First, a reminder of the Rotary Four-Way Test – of the things we think, say or do
1) Is it the TRUTH?
2) Is it FAIR to all concerned?
3) Will it build GOODWILL and BETTER FRIENDSHIPS?
4) Will it be BENEFICIAL to all concerned?
This is a follow up to my January 12 post on employment/personnel decisions and whether or not these principles are useful in mediation.
As I noted before, the test seems at odds with the self-determination component of mediation. In other words it’s not the job of the mediator to decide if an outcome is fair or beneficial to all, rather the question is whether the parties agree. That said, going back to these basic principles could aid the mediator, advocates/attorneys and the parties to move toward a lasting resolution to their dispute. Some thoughts:

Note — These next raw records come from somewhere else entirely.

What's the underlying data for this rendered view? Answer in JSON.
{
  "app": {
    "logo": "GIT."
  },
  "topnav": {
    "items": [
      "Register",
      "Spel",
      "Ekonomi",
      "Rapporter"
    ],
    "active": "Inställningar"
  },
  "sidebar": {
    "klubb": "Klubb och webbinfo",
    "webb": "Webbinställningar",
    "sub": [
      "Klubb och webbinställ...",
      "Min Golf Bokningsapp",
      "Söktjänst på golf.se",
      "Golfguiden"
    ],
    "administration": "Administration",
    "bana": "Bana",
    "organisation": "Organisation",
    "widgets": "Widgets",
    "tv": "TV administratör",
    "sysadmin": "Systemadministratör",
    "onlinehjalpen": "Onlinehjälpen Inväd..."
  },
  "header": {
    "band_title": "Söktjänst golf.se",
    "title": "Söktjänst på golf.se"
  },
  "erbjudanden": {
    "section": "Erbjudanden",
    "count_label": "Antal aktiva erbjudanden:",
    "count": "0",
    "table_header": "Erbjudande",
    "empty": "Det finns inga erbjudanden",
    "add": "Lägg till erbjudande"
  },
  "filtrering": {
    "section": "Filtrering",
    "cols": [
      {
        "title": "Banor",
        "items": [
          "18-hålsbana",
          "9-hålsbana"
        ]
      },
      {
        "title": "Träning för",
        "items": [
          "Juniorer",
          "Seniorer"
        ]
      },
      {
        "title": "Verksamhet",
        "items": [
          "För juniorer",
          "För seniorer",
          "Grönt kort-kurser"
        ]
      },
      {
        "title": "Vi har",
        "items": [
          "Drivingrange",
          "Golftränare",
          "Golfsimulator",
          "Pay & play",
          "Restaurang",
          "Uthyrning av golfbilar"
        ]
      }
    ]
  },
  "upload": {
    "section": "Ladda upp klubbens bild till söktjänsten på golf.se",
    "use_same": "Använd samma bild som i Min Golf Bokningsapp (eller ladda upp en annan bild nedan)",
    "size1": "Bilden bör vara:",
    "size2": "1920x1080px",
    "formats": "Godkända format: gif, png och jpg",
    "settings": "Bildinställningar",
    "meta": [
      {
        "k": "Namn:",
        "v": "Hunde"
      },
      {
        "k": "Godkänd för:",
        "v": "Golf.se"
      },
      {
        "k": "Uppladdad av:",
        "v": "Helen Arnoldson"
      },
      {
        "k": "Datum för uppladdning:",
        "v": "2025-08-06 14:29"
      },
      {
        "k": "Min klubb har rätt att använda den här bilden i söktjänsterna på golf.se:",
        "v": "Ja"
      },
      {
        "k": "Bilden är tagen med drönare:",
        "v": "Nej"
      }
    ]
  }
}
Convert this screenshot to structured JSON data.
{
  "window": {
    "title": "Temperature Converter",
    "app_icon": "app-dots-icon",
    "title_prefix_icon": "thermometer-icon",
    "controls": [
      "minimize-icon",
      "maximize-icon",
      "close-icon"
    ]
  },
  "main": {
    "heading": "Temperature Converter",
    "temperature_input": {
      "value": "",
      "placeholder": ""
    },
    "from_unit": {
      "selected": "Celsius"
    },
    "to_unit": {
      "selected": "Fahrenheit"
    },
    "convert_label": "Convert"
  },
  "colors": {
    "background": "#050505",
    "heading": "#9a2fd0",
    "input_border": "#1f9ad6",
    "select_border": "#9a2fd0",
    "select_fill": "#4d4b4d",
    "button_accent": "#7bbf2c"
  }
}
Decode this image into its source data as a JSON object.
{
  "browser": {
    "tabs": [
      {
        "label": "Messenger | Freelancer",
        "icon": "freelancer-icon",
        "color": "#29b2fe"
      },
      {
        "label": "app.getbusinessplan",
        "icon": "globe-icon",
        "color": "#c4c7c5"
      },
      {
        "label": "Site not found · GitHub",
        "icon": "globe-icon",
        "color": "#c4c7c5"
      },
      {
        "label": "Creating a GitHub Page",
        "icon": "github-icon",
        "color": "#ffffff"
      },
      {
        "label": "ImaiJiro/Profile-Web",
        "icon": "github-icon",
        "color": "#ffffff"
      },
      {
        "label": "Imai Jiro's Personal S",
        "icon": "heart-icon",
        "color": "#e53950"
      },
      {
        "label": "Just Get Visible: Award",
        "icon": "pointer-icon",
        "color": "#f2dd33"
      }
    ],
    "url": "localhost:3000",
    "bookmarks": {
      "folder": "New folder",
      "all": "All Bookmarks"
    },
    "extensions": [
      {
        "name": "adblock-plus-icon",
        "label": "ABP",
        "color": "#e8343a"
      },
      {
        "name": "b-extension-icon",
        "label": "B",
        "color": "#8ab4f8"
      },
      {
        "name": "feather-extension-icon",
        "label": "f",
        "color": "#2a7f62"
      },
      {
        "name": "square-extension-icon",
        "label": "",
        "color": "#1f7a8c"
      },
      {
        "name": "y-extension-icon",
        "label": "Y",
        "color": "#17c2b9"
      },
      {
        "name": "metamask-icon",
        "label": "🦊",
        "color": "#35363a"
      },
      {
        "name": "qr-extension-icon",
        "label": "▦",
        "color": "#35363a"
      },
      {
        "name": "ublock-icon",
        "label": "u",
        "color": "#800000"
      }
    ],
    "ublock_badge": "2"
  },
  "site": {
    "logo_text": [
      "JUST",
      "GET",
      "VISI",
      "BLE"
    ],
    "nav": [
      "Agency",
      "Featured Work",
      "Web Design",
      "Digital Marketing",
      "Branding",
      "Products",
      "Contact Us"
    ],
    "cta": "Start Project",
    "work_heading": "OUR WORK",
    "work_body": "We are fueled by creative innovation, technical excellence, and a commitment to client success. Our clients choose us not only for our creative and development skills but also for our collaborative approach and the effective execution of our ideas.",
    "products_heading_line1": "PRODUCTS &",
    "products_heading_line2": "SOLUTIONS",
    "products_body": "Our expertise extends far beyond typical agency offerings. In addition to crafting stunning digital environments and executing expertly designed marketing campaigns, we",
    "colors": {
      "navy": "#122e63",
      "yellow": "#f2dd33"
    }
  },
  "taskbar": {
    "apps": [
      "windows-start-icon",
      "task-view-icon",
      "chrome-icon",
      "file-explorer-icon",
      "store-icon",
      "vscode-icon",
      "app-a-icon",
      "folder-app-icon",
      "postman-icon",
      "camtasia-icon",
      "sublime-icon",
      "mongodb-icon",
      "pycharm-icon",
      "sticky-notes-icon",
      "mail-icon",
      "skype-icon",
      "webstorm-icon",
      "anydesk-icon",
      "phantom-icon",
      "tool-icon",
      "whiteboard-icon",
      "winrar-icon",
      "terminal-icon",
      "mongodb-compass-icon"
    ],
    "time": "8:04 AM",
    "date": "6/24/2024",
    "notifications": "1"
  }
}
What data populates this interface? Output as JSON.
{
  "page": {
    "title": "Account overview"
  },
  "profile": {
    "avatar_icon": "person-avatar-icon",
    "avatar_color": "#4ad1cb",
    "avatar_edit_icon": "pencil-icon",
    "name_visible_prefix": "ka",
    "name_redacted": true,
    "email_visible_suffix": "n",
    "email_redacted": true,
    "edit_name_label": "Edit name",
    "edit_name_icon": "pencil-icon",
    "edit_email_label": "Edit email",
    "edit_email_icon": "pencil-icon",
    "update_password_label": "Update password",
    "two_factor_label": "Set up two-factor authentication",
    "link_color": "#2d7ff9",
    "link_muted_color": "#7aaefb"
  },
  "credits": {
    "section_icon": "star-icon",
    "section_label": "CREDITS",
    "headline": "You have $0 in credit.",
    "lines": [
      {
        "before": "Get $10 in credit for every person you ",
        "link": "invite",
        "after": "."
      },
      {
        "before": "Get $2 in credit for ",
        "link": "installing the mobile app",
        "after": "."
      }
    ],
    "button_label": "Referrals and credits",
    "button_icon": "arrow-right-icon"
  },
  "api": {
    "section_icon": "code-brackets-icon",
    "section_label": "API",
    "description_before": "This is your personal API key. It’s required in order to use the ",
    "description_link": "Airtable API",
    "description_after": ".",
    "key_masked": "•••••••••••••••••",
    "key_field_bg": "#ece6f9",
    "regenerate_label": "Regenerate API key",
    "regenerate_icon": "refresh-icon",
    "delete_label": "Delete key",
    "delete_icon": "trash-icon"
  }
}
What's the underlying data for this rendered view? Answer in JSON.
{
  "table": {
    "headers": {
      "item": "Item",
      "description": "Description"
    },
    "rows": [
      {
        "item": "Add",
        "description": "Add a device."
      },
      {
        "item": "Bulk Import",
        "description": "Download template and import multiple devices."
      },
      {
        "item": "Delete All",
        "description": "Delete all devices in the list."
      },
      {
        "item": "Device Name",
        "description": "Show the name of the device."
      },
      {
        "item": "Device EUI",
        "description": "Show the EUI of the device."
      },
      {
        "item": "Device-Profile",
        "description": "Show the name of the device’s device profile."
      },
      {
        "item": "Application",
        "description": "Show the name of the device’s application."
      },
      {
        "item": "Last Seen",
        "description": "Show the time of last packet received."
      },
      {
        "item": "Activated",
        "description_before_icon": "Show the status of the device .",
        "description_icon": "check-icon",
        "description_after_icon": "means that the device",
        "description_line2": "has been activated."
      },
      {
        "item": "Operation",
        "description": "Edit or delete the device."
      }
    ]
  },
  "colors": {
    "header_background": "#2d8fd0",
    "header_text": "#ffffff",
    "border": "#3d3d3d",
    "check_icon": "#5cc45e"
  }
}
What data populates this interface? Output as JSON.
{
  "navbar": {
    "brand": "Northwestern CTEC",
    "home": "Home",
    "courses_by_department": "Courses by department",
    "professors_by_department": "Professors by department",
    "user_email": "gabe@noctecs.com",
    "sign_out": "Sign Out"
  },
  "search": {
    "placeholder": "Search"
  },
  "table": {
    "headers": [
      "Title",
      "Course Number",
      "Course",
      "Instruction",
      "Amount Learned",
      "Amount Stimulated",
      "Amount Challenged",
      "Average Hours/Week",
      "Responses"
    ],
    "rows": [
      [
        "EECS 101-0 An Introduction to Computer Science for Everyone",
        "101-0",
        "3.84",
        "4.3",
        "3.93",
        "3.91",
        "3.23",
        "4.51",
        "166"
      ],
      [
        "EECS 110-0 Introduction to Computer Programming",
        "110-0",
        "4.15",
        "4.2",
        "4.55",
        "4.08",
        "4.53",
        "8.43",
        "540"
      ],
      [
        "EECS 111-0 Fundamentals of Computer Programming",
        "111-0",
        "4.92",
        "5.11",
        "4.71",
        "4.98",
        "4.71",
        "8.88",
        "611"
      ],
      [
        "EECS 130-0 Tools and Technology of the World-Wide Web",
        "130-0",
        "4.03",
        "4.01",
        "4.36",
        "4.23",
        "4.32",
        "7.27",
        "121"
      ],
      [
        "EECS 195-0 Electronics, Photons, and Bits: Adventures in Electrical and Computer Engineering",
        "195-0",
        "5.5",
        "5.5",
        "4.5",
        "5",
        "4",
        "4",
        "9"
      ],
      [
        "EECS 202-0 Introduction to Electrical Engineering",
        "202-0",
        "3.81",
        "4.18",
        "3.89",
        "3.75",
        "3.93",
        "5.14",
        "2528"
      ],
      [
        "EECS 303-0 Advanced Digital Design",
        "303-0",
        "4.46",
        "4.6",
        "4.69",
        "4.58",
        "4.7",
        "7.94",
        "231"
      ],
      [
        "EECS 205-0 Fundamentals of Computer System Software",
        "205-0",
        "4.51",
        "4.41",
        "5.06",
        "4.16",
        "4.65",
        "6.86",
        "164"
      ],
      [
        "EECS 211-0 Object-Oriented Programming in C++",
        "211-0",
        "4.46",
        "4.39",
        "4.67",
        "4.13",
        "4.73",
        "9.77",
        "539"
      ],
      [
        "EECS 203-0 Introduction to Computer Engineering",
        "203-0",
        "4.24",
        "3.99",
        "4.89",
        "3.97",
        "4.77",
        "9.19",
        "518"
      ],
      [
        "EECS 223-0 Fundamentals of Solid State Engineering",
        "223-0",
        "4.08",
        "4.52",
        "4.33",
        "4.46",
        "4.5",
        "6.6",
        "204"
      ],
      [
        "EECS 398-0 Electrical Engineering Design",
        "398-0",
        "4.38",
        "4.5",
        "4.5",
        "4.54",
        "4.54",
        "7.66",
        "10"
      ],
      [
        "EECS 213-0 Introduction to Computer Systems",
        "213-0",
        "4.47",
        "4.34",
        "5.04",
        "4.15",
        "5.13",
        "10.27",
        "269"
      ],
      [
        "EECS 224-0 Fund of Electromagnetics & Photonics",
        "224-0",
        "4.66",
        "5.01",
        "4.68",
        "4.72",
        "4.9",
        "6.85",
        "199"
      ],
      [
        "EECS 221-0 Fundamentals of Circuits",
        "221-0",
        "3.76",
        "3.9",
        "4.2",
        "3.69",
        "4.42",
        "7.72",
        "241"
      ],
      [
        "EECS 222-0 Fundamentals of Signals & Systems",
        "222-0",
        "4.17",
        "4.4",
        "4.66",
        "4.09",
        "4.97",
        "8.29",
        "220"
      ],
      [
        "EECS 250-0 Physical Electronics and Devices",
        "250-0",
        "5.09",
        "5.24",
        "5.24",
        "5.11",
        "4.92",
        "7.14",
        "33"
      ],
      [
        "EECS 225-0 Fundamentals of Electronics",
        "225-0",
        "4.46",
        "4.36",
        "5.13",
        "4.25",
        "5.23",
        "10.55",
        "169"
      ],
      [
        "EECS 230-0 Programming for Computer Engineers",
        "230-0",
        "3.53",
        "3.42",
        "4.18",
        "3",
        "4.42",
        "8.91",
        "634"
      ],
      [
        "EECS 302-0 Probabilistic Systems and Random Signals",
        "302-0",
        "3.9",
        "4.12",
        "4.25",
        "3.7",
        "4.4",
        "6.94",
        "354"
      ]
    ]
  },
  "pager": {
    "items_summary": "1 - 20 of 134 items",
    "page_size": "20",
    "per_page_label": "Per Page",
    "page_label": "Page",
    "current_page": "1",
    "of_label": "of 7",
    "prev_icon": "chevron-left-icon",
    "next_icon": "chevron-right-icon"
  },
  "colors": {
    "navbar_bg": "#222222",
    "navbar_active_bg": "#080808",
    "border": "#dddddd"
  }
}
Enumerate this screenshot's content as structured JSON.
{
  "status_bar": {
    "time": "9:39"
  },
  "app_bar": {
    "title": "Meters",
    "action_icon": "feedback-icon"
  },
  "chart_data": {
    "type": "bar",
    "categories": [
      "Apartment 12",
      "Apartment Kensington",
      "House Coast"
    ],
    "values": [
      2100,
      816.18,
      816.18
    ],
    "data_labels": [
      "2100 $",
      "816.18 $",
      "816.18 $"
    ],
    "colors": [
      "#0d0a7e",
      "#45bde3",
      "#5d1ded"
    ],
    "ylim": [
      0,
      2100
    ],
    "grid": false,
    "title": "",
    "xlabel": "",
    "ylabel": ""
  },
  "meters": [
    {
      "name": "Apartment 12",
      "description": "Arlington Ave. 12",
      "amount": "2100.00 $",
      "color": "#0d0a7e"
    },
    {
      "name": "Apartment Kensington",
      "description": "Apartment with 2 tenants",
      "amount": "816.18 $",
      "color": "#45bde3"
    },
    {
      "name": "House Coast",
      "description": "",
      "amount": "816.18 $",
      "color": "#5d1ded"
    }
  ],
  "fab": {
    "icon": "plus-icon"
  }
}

Mediator. Mediators can get stuck in a process/technique rut. However, for the best mediators, dispute resolution is never one size fits all. This is well illustrated in Jeff Krivis’s book Improvisational Negotiation. Consistent with the Four-Way Test, mediators should focus on the process, creating an environment that is fair, gives all sides an opportunity to be heard and to receive necessary information without being unduly pressured. Encourage the parties to consider the global impact, asking whether there are business or personal relationships that will be affected – damaged or enhanced – by continuing with the dispute versus resolution. This approach is more conducive to creative solutions that litigation cannot provide.
Advocate. What is an attorney advocate’s ethical obligation of candor in a negotiation where there’s also a responsibility and a commitment to get the best deal possible for the client? Every continuing legal education program involving negotiation or mediation involves some form of this hypothetical:
A party to a lawsuit tells her lawyer to go out and get the case settled so long as it’s under $35,000. Can her lawyer make a counteroffer to the opposing party for $25,000 saying “that’s all the authority I have” or “that’s our bottom line”.
Lawyers can spend hours of discussion time parsing out whether their ethical obligations of candor are violated under these scenarios. So put on that ethics hat during the negotiations and ask: Has any information been withheld or communicated that would void the deal if it ever got out? Remember, also, that a client’s definition of winning may not be the same as the lawyer’s. Recognize – and help the client articulate – interests beyond the monetary outcome, including business and personal relationships.
Party. One benefit of mediation and a negotiated settlement can be the ability to keep information private – but will it come out? Is it something that makes something material you’ve said untruthful? When evaluating the deal you’re willing to make, how will it impact not just you, not just the opposing party but people in your family, your organization and your reputation. There will be a tomorrow and the next day and the next day to live through. Whether or not you reach an agreement, you’ll be interacting with people, businesses, and the public – is this a decision you’re prepared to live with?